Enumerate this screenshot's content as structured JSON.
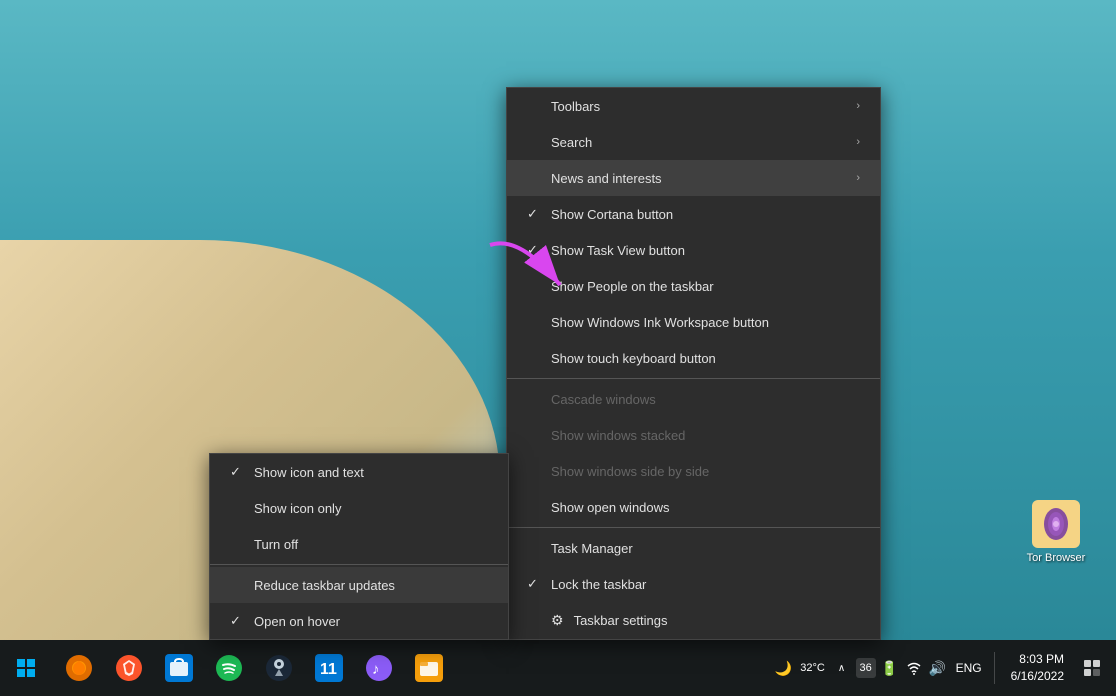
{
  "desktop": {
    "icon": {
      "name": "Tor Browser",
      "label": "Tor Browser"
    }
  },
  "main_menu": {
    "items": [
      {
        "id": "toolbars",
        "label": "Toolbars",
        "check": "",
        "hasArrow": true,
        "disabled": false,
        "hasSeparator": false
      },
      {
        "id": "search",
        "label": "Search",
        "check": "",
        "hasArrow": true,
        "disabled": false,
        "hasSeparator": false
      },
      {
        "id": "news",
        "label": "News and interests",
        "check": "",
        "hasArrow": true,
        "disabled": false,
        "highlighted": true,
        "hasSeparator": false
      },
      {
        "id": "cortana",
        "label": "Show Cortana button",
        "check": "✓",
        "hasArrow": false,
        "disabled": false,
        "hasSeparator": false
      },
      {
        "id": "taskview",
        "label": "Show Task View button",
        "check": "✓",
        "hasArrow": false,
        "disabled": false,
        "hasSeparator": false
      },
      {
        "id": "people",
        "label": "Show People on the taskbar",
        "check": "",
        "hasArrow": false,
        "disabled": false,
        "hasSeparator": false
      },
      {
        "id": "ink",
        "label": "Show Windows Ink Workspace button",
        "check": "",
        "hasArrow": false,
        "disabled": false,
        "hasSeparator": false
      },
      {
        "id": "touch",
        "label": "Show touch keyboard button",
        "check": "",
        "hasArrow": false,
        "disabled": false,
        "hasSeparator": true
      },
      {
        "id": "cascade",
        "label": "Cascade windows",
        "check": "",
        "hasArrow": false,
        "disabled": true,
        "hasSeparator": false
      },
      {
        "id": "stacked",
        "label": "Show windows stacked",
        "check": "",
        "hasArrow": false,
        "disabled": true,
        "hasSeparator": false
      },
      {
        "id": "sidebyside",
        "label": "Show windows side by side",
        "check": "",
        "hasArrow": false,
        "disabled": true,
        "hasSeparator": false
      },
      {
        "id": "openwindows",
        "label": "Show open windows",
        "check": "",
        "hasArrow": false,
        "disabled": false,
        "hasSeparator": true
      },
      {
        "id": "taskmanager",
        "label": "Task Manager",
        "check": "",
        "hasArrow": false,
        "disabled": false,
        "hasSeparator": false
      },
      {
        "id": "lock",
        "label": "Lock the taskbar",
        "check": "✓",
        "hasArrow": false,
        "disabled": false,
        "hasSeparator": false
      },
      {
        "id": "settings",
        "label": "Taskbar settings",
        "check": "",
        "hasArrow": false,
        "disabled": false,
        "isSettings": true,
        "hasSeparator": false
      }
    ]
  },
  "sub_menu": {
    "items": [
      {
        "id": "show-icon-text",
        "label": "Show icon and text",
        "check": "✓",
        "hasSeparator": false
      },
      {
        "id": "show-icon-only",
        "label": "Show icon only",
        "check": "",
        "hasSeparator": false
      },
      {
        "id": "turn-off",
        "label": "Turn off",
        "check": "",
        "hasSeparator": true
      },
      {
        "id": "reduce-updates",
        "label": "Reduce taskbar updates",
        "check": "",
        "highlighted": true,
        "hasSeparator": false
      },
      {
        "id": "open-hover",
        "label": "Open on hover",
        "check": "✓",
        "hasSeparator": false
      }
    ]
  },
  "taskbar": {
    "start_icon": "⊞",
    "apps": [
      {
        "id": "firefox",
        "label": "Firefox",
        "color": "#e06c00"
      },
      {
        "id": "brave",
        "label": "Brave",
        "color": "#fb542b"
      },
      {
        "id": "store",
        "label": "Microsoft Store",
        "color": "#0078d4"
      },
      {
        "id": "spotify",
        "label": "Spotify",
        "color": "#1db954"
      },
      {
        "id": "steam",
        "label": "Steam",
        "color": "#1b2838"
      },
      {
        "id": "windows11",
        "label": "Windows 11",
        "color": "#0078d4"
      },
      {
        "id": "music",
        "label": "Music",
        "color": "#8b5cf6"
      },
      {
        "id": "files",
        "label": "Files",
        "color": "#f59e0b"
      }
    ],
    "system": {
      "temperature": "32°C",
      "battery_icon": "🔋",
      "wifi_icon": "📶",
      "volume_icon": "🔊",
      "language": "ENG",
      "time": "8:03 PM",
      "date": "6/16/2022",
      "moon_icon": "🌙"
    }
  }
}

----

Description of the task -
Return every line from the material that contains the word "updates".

Answer to this exercise -
        "id": "reduce-updates",
        "label": "Reduce taskbar updates",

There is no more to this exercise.